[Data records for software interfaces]
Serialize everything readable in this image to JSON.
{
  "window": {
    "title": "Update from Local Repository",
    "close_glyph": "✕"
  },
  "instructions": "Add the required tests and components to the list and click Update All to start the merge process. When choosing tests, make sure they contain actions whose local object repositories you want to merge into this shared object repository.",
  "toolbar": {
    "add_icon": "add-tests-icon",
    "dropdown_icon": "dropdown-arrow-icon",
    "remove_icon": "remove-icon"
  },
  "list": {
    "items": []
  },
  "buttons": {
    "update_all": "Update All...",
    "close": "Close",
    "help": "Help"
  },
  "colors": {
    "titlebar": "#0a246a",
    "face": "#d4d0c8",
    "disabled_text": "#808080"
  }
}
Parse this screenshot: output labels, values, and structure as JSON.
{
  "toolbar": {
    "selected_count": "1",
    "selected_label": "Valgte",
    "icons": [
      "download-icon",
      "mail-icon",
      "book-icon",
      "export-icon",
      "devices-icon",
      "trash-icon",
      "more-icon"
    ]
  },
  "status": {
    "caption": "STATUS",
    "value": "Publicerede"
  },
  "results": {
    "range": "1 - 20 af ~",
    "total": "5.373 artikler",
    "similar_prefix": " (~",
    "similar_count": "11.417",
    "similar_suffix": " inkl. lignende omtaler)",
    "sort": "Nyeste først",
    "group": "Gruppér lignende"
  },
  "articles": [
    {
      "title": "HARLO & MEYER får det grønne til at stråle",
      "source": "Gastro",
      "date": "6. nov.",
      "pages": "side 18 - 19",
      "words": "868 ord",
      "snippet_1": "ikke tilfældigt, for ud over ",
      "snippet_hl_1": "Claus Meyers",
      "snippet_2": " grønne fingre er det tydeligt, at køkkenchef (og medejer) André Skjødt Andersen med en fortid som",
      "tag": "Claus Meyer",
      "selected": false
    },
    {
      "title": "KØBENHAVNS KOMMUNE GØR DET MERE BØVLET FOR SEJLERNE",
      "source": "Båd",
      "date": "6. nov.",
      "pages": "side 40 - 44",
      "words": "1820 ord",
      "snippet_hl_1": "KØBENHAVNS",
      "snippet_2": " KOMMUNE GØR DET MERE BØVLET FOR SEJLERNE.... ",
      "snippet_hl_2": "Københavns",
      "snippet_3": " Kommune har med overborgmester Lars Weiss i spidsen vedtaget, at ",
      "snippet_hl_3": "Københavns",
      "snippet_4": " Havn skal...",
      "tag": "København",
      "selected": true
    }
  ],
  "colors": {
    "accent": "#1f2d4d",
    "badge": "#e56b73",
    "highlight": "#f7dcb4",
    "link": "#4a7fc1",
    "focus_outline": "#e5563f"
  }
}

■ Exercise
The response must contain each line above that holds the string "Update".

■ Exercise output
    "title": "Update from Local Repository",
  "instructions": "Add the required tests and components to the list and click Update All to start the merge process. When choosing tests, make sure they contain actions whose local object repositories you want to merge into this shared object repository.",
    "update_all": "Update All...",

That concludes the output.